Developed by Britain’s Oxford University, WHO said that R21/Matrix-M can be used to curb the life-threatening disease spread to humans by some mosquitoes. WHO Director-General Tedros Adhanom Ghebreyesus said that the UN health agency was approving the new immunization based on the advice of two expert groups, recommending its use in children at risk of the disease. “As a malaria researcher, I used to dream of the day we would have a safe and effective shot against malaria. Now we have two,” Tedros said.
This vaccine is manufactured by the Serum Institute of India and has already been approved for use in Burkina Faso, Ghana and Nigeria. It will be rolled out in those African countries in early 2024 and will be available in mid-2024 in other countries. Tedros added that doses would cost from $2 to $4. He said that WHO is now reviewing the jab for prequalification, which is the organization’s stamp of approval. It will enable GAVI (a global vaccine alliance) and UNICEF to buy the shots from manufacturers.
Nigeria had approved the vaccine months ago, awaiting donations.
Oxford University developed the new three-dose vaccine with help from the Serum Institute of India. Research has suggested it is more than 75 percent effective and protection is maintained for at least another year with a booster. However, neither of the vaccines available stop transmission, so immunization campaigns alone will not stop epidemics. Efforts to curb the disease are also being complicated by increasing reports of resistance to the main drugs used to treat the disease and the spread of invasive mosquito species.
Meanwhile, coming months after the Federal Government of Nigeria, through its National Agency for Food and Drug Administration and Control (NAFDAC), had announced that Nigeria awaits donations of hundreds of thousands of the newly approved R21 malaria injections.

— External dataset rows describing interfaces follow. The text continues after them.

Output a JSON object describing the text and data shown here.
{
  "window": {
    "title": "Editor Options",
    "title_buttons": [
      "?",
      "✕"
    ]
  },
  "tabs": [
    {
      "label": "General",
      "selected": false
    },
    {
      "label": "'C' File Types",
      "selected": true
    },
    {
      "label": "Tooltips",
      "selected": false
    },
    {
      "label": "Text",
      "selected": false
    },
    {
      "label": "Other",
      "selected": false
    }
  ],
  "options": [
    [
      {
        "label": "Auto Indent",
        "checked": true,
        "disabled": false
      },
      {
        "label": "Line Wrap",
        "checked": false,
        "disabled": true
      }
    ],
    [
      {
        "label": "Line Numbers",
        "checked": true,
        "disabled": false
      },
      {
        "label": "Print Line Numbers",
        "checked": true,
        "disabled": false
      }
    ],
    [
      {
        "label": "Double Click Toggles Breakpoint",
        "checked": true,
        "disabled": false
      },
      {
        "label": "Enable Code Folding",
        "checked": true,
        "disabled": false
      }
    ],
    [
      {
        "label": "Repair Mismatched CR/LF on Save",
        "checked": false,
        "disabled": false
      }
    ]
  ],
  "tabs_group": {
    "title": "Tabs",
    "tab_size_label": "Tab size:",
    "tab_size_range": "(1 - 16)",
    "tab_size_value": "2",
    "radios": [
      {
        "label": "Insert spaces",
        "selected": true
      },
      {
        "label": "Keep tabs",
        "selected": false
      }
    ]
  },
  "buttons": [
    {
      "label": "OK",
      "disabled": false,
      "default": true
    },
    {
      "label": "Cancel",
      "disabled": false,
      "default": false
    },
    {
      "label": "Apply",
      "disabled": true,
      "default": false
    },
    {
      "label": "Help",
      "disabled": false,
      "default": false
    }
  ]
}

The agency granted a provisional approval for the shots on April 10, 2023, in line with WHO’s immunization implementation guideline. This makes Nigeria the second country to approve the new vaccination after Ghana. NAFDAC’s Director General, Prof. Mojisola Adeyeye, had disclosed at a press briefing in Abuja that the agency is partnering with other government agencies to make the shots available to immunize the respective population. She said the country expects to get at least 100,000 doses.
Takeda’s vaccine also recommended for dengue.
In the same vein, Tedros said that the WHO had also recommended Takeda Pharmaceuticals’ vaccine against dengue for children aged 6 to 16 living in areas where the infection is a significant public health problem. Dengue, common in tropical and subtropical climates, is a viral infection spread from mosquitoes to people. Hanna Nohynek, chairwoman of the WHO Strategic Advisory Group of Experts on Immunization, told news correspondents that the vaccine, known as Qdenga, was shown in trials to be effective against all four serotypes of the virus in people who were previously infected with dengue.
World Health Organization: Website